Unwanted Side Effects

After the ASEAN Economic Community was established, the expansion of economic integration and cross-border investment produced some unwanted side effects. This included aggressive tax planning by multinational and regional companies.

It also involved aggressive competition among nations through the grant of tax exemptions and incentives. The adverse impact of business tax incentives on countries and regions has been one of the Fund’s longstanding concerns.

In addition, the world has turned increasing attention to corporate tax avoidance through complicated tax planning, and new initiatives have been undertaken in response. Among them have been the adoption of automatic exchange of tax information as the international standard. And of course, the G20-OECD Base Erosion and Profit Shifting initiative, known as BEPS.

BEPS is important. But it does not address all international tax issues—especially some that are most relevant for developing countries. This includes the important issue of the indirect transfer of assets.

In addition, while BEPS focuses on closing anti-avoidance loopholes, it does not directly examine the systemic problems of international tax competition. I should add that some tax reform proposals in in the United States would likely raise these issues even higher up the international agenda.

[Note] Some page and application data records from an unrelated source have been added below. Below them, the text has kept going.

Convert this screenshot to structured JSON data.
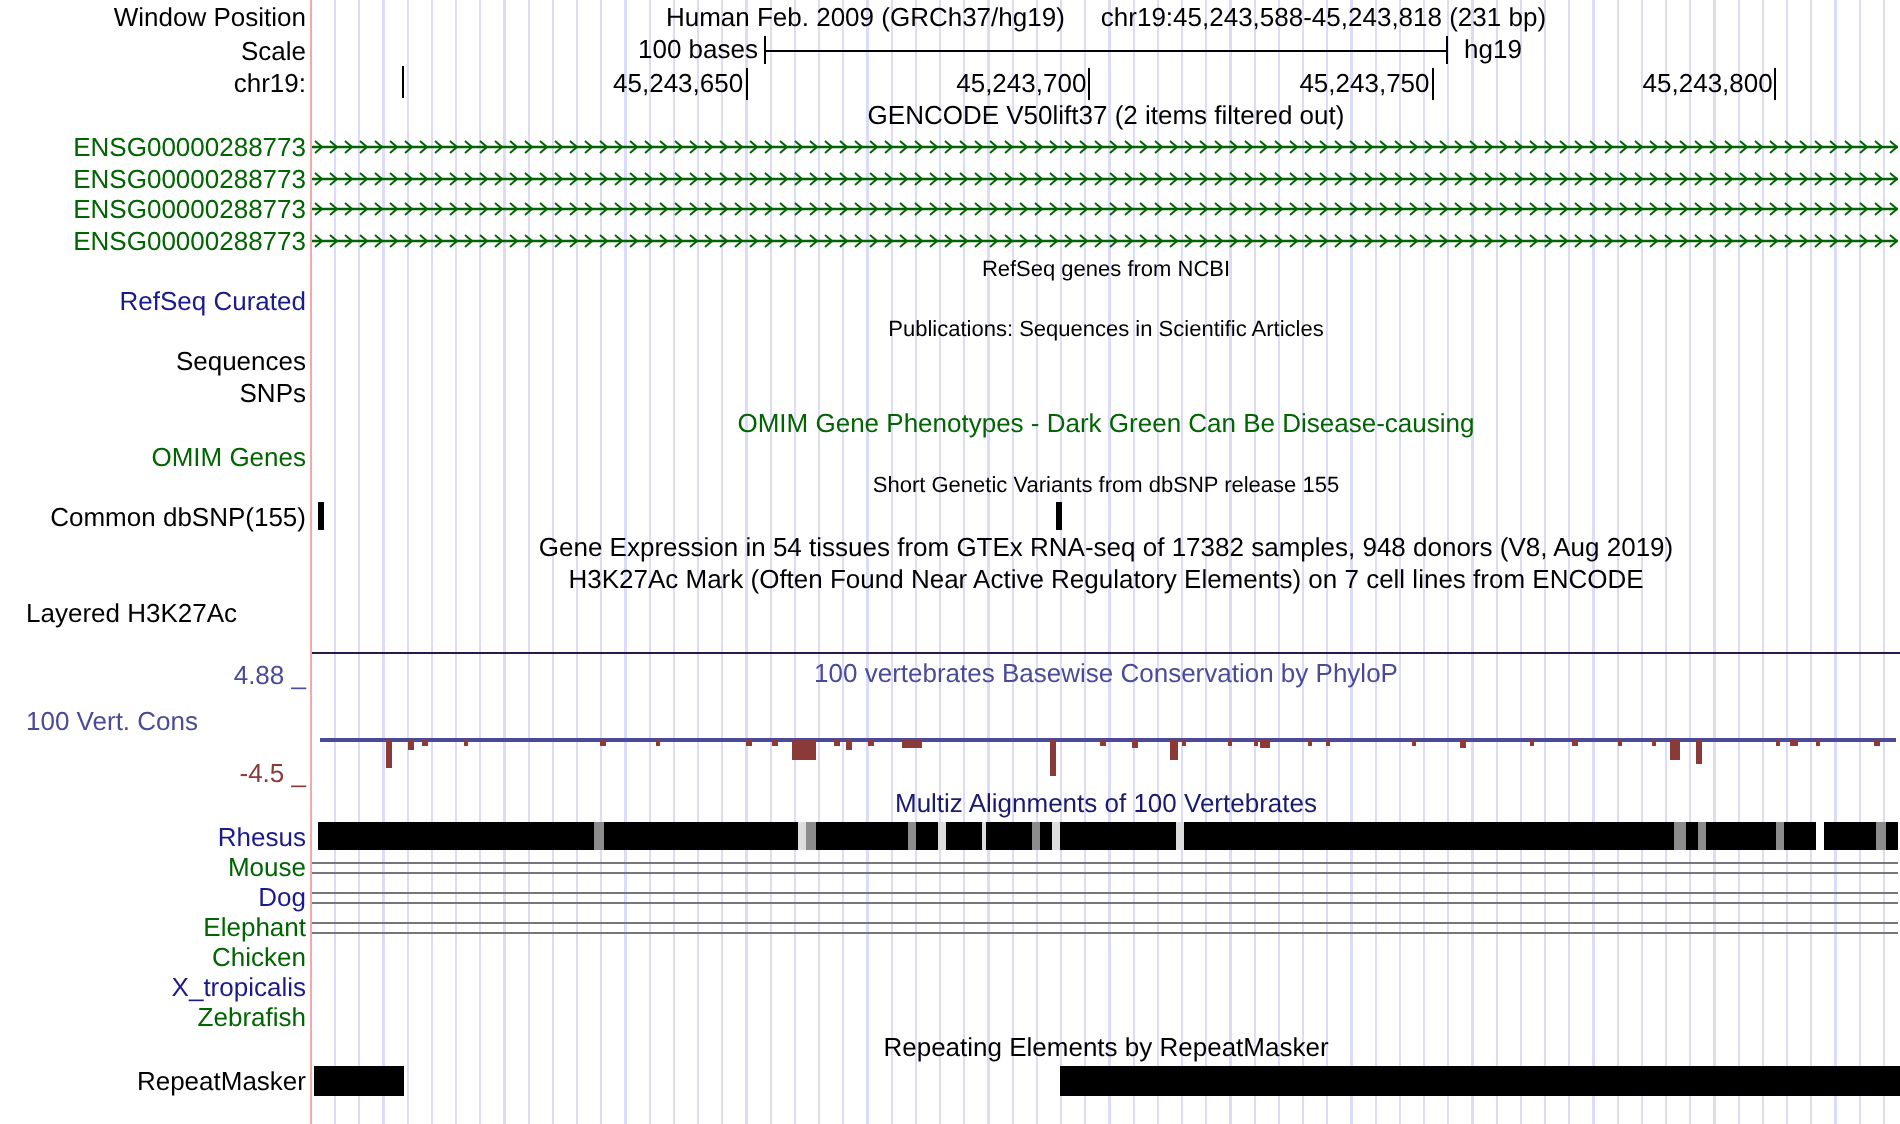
{
  "header": {
    "label": "Window Position",
    "assembly": "Human Feb. 2009 (GRCh37/hg19)",
    "position": "chr19:45,243,588-45,243,818 (231 bp)"
  },
  "scale": {
    "label": "Scale",
    "length": "100 bases",
    "assembly": "hg19"
  },
  "ruler": {
    "label": "chr19:",
    "ticks": [
      "45,243,650",
      "45,243,700",
      "45,243,750",
      "45,243,800"
    ]
  },
  "tracks": [
    {
      "kind": "title",
      "text": "GENCODE V50lift37 (2 items filtered out)",
      "color": "#000000"
    },
    {
      "kind": "gene",
      "label": "ENSG00000288773",
      "color": "#006400"
    },
    {
      "kind": "gene",
      "label": "ENSG00000288773",
      "color": "#006400"
    },
    {
      "kind": "gene",
      "label": "ENSG00000288773",
      "color": "#006400"
    },
    {
      "kind": "gene",
      "label": "ENSG00000288773",
      "color": "#006400"
    },
    {
      "kind": "note",
      "text": "RefSeq genes from NCBI"
    },
    {
      "kind": "label",
      "label": "RefSeq Curated",
      "color": "#1a1a8c"
    },
    {
      "kind": "note",
      "text": "Publications: Sequences in Scientific Articles"
    },
    {
      "kind": "label",
      "label": "Sequences",
      "color": "#000000"
    },
    {
      "kind": "label",
      "label": "SNPs",
      "color": "#000000"
    },
    {
      "kind": "title",
      "text": "OMIM Gene Phenotypes - Dark Green Can Be Disease-causing",
      "color": "#006400"
    },
    {
      "kind": "label",
      "label": "OMIM Genes",
      "color": "#006400"
    },
    {
      "kind": "note",
      "text": "Short Genetic Variants from dbSNP release 155"
    },
    {
      "kind": "snp",
      "label": "Common dbSNP(155)"
    },
    {
      "kind": "title",
      "text": "Gene Expression in 54 tissues from GTEx RNA-seq of 17382 samples, 948 donors (V8, Aug 2019)",
      "color": "#000000"
    },
    {
      "kind": "title",
      "text": "H3K27Ac Mark (Often Found Near Active Regulatory Elements) on 7 cell lines from ENCODE",
      "color": "#000000"
    },
    {
      "kind": "signal",
      "label": "Layered H3K27Ac"
    },
    {
      "kind": "conservation",
      "label": "100 Vert. Cons",
      "title": "100 vertebrates Basewise Conservation by PhyloP",
      "max": "4.88 _",
      "min": "-4.5 _"
    },
    {
      "kind": "title",
      "text": "Multiz Alignments of 100 Vertebrates",
      "color": "#1a1a6e"
    },
    {
      "kind": "maf_bar",
      "label": "Rhesus",
      "color": "#1a1a8c"
    },
    {
      "kind": "maf_lines",
      "label": "Mouse",
      "color": "#006400"
    },
    {
      "kind": "maf_lines",
      "label": "Dog",
      "color": "#1a1a8c"
    },
    {
      "kind": "maf_lines",
      "label": "Elephant",
      "color": "#006400"
    },
    {
      "kind": "species",
      "label": "Chicken",
      "color": "#006400"
    },
    {
      "kind": "species",
      "label": "X_tropicalis",
      "color": "#1a1a8c"
    },
    {
      "kind": "species",
      "label": "Zebrafish",
      "color": "#006400"
    },
    {
      "kind": "title",
      "text": "Repeating Elements by RepeatMasker",
      "color": "#000000"
    },
    {
      "kind": "repeat",
      "label": "RepeatMasker"
    }
  ]
}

With many people regarding the international tax architecture as outdated for a modern, global economy, we continue to hear calls for radical changes.

The IMF has been working with all countries to address tax evasion and avoidance by seeking practical solutions. This includes helping countries to devise ways to counter the artificial shifting of profits and assets to low-tax locations—and how to resist damaging tax competition.

A recent element of this work has been longstanding IMF advice on the indirect transfer issue. This work is being taken forward in cooperation with the OECD, World Bank, and United Nations within the framework of the newly established Platform for Collaboration on Tax.

This represents a milestone in capacity building to support developing countries.

We will address many of these matters over the next day and a half, with a concentration on how ASEAN can respond. Here, it is most important to keep in mind the delicate balance between establishing a tax system attractive to investment and protecting against damaging tax competition.

Cooperation is Key

The bottom line is straightforward: the issues of tax competition cannot be tackled in isolation. Governments need to work together on a regional basis to increase cooperation. This will facilitate and reinforce domestic actions to protect tax bases and reduce the spillovers from competition.

So, ASEAN’s response needs to be based on cooperation.

Remember that the ASEAN Economic Community Blueprint 2025 emphasizes tax cooperation as a “key element” to support regional competitiveness.

Experience shows that achieving effective coordination in tax matters is far from easy. In this event, we will spend some time looking at what has been achieved, and current initiatives elsewhere.

But a key lesson from the experiences we shall discuss is that addressing these problems does not get easier as integration proceeds. It gets harder. Now is the time for ASEAN to recognize and look for ways to address them.

However, we should not pretend that fixing the international tax system and limiting tax competition will be enough to meet the ambitious revenue needs I have described. The challenge of corporate taxation is largely to preserve revenue from cross-border activities.

Increasing overall collections also will require domestic reforms. But that is a topic for another conference.

In conclusion, this region has made extraordinary economic progress. A future built on sustainable and inclusive growth will depend on advances in many areas. Cooperation will be one foundation stone for this progress—including on tax issues.

Revenue mobilization can provide the resources needed to advance the economies of Southeast Asia and help meet important social objectives. Inclusive growth, resilience, and cooperation: these are the goals you need to keep in mind while addressing the issues attached to international tax policy.

I wish you all success in your discussions here and in your future work. Thank you!

IMF Communications Department

PRESS OFFICER: Silvia Zucchini

Phone: +1 202 623-7100Email: